we should begin our reading ofCapitalwith the rather dull and uninteresting sections on the various formulae for the circuit of money capital. Even Marx’s own suggestions raise the interesting question why he chose to publish Vol. I beginning with the conceptually difficult Parts I and II if evenhethought it might be better to start with the more descriptive historical material in Part III? In his letter to Mrs Wollman Marx gives some explanation of this. ‘In the scientific exposition the arrangement is prescribed for the author, although some other arrangement might often be more convenient and more appropriate for the reader’ (MECW,1991, 45:212). This implies that the matter was out of his hands, but of course this is not the case. Although I agree with Althusser and Korsch in wishing to avoid for the moment the conceptually difficult Part I ofCapital, Vol. I, I do not agree that Part II, or even the first half of Part III, makes a suitable beginning for reading Capital.

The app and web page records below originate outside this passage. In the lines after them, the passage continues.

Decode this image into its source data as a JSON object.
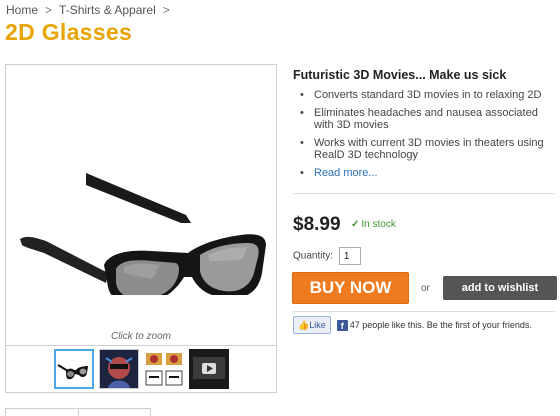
{
  "breadcrumb": {
    "items": [
      "Home",
      "T-Shirts & Apparel"
    ],
    "separator": ">"
  },
  "product": {
    "title": "2D Glasses",
    "tagline": "Futuristic 3D Movies... Make us sick",
    "features": [
      "Converts standard 3D movies in to relaxing 2D",
      "Eliminates headaches and nausea associated with 3D movies",
      "Works with current 3D movies in theaters using RealD 3D technology"
    ],
    "read_more": "Read more...",
    "price": "$8.99",
    "stock": "In stock",
    "stock_check": "✓",
    "quantity_label": "Quantity:",
    "quantity_value": "1"
  },
  "gallery": {
    "zoom_caption": "Click to zoom",
    "thumbnails": [
      "glasses-thumb",
      "person-thumb",
      "packaging-thumb",
      "video-thumb"
    ]
  },
  "actions": {
    "buy_label": "BUY NOW",
    "or_label": "or",
    "wishlist_label": "add to wishlist"
  },
  "social": {
    "like_label": "Like",
    "like_text": "47 people like this. Be the first of your friends."
  },
  "colors": {
    "title": "#e8a400",
    "buy_button": "#f07a1e",
    "wishlist_button": "#555555",
    "in_stock": "#3a9a2a",
    "link": "#2a6fb7",
    "thumb_active_border": "#49a7e6"
  }
}
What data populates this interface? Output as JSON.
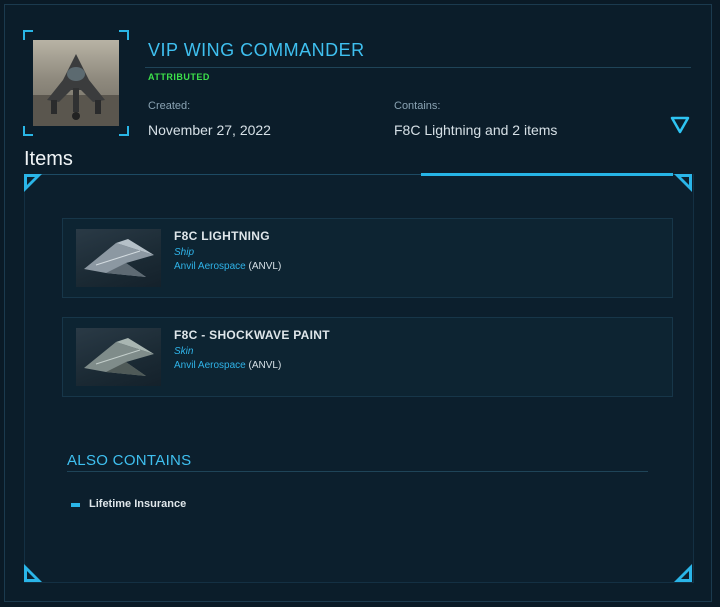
{
  "pledge": {
    "title": "VIP WING COMMANDER",
    "status": "ATTRIBUTED",
    "created_label": "Created:",
    "created_value": "November 27, 2022",
    "contains_label": "Contains:",
    "contains_value": "F8C Lightning and 2 items"
  },
  "items_heading": "Items",
  "items": [
    {
      "name": "F8C LIGHTNING",
      "kind": "Ship",
      "manufacturer": "Anvil Aerospace",
      "code": "(ANVL)"
    },
    {
      "name": "F8C - SHOCKWAVE PAINT",
      "kind": "Skin",
      "manufacturer": "Anvil Aerospace",
      "code": "(ANVL)"
    }
  ],
  "also_contains": {
    "heading": "ALSO CONTAINS",
    "items": [
      "Lifetime Insurance"
    ]
  },
  "colors": {
    "accent": "#3fc0f0",
    "attributed": "#3ce04a",
    "background": "#0b1d2a"
  },
  "icons": {
    "toggle": "triangle-down-icon"
  }
}
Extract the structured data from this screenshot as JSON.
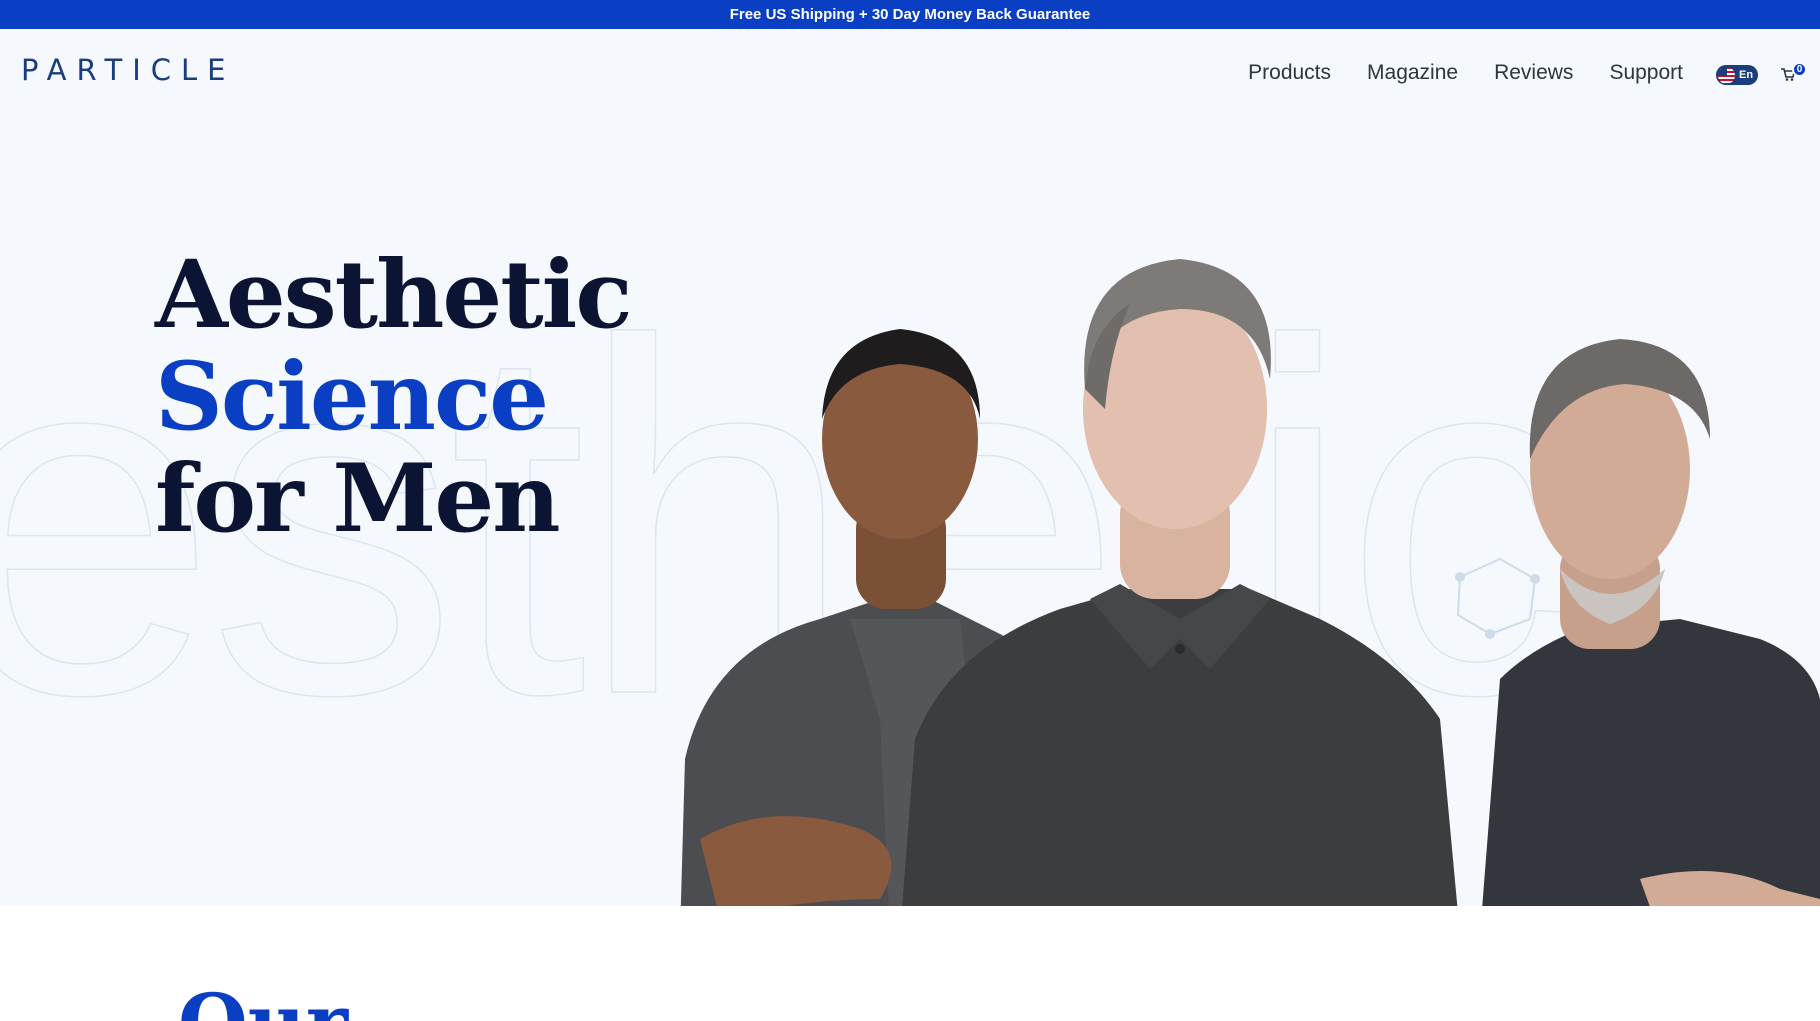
{
  "announcement": "Free US Shipping + 30 Day Money Back Guarantee",
  "brand": "PARTICLE",
  "nav": {
    "items": [
      "Products",
      "Magazine",
      "Reviews",
      "Support"
    ],
    "language": "En",
    "cart_count": "0"
  },
  "hero": {
    "line1": "Aesthetic",
    "line2": "Science",
    "line3": "for Men",
    "background_word": "esthetic"
  },
  "section": {
    "heading_start": "Our"
  },
  "colors": {
    "brand_blue": "#0a3fc4",
    "navy": "#0b1433",
    "hero_bg": "#f5f9fd"
  }
}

In what follows, I therefore adopt the procedure recommended by Marx himself in his letter to Kugelmann, and begin with the discussion of the lengthening of the working day and the distinction that Marx makes between 4 absolute and relative surplus value. It is here, however, that my discussion ofCapitaldeparts dramatically from what has gone before in books which claim to provide a guide to reading Marx’s Capital, but which in point of fact are nearly always restricted to discussions 5 ofCapitalwe areI believe that it is imperative at this point, if , Vol. I alone. to gain a proper understanding of Marx’s argument, to look at what Marx has to say on the subject of the accumulation of capital inCapital, Vol. II, and especially on the subject of merchant’s capital, inCapital, Vols II and III,beforewe go back and gain a proper understanding of Marx’s discussion of capitalist accumulation in Vol. I. The reader who is new toCapitalmight well be surprised to learn that Marx did not publish eitherCapital, Vol. II orCapital, Vol. III during his own life time. 6 Marx originally intended to publishCapital, Vols II and III as a single volume, almost certainly of about the same length as the present Vol. I and therefore with much of the material included in the present Vols II and III left out. What we now callCapital, Vols II and III were edited by Marx’s good friend Frederick Engels more or less as he found this material in Marx’s notebooks, and were not published in their present form until after Marx’s death in 1883: Vol. II appearing first in 1885 and Vol. III not until 1894, the year before Engels died. JustwhyMarx failed to publish this material during his own lifetime is likely to remain an enduring problem for Marxist scholarship, but is perhaps of little interest to anyone else. His health is usually given as one of the main reasons – never well, his health declined significantly during the later years of his life, during which time he spent much of his time convalescing at the seaside. This might well explain why he did little or no work onCapitalfrom about 1880 onward, but it